**PROBLEM STATEMENT:** Copy out all of the records. Keep every word exact.

Data records for software interfaces
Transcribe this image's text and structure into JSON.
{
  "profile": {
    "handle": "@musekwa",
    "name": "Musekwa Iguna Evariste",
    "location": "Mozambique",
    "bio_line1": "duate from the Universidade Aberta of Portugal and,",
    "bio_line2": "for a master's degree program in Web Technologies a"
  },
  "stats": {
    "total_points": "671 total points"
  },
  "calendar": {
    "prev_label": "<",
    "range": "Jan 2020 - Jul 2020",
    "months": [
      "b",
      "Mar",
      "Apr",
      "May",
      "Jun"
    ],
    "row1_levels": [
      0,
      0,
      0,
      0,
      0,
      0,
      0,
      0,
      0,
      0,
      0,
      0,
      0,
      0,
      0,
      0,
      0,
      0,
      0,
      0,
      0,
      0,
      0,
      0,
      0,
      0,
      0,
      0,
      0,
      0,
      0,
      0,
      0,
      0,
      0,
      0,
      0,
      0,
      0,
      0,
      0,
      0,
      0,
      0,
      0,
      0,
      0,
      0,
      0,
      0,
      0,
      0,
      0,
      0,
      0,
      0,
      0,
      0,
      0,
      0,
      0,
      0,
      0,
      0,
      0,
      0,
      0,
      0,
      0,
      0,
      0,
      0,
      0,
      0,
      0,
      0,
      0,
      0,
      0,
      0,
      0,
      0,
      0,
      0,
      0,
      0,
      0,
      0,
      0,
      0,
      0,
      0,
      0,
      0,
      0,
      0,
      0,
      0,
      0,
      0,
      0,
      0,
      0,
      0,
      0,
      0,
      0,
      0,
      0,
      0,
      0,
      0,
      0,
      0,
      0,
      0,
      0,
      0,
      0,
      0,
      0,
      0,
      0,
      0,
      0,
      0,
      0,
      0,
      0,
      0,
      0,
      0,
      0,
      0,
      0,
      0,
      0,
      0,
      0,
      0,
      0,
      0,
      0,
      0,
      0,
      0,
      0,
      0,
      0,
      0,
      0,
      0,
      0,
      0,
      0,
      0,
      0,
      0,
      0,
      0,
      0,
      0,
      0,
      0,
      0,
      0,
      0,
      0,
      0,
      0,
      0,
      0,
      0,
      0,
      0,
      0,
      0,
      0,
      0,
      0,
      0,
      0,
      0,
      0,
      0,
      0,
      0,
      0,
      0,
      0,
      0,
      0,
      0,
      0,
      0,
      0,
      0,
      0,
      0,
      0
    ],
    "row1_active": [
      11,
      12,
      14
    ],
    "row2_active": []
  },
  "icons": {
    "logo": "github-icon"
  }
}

**SOLUTION FOR THIS PROBLEM:**
Transcribe this image's text and structure into JSON.
{
  "profile": {
    "handle": "@musekwa",
    "name": "Musekwa Iguna Evariste",
    "location": "Mozambique",
    "bio_line1": "duate from the Universidade Aberta of Portugal and,",
    "bio_line2": "for a master's degree program in Web Technologies a"
  },
  "stats": {
    "total_points": "671 total points"
  },
  "calendar": {
    "prev_label": "<",
    "range": "Jan 2020 - Jul 2020",
    "months": [
      "b",
      "Mar",
      "Apr",
      "May",
      "Jun"
    ],
    "row1_levels": [
      0,
      0,
      0,
      0,
      0,
      0,
      0,
      0,
      0,
      0,
      0,
      0,
      0,
      0,
      0,
      0,
      0,
      0,
      0,
      0,
      0,
      0,
      0,
      0,
      0,
      0,
      0,
      0,
      0,
      0,
      0,
      0,
      0,
      0,
      0,
      0,
      0,
      0,
      0,
      0,
      0,
      0,
      0,
      0,
      0,
      0,
      0,
      0,
      0,
      0,
      0,
      0,
      0,
      0,
      0,
      0,
      0,
      0,
      0,
      0,
      0,
      0,
      0,
      0,
      0,
      0,
      0,
      0,
      0,
      0,
      0,
      0,
      0,
      0,
      0,
      0,
      0,
      0,
      0,
      0,
      0,
      0,
      0,
      0,
      0,
      0,
      0,
      0,
      0,
      0,
      0,
      0,
      0,
      0,
      0,
      0,
      0,
      0,
      0,
      0,
      0,
      0,
      0,
      0,
      0,
      0,
      0,
      0,
      0,
      0,
      0,
      0,
      0,
      0,
      0,
      0,
      0,
      0,
      0,
      0,
      0,
      0,
      0,
      0,
      0,
      0,
      0,
      0,
      0,
      0,
      0,
      0,
      0,
      0,
      0,
      0,
      0,
      0,
      0,
      0,
      0,
      0,
      0,
      0,
      0,
      0,
      0,
      0,
      0,
      0,
      0,
      0,
      0,
      0,
      0,
      0,
      0,
      0,
      0,
      0,
      0,
      0,
      0,
      0,
      0,
      0,
      0,
      0,
      0,
      0,
      0,
      0,
      0,
      0,
      0,
      0,
      0,
      0,
      0,
      0,
      0,
      0,
      0,
      0,
      0,
      0,
      0,
      0,
      0,
      0,
      0,
      0,
      0,
      0,
      0,
      0,
      0,
      0,
      0,
      0
    ],
    "row1_active": [
      11,
      12,
      14
    ],
    "row2_active": []
  },
  "icons": {
    "logo": "github-icon"
  }
}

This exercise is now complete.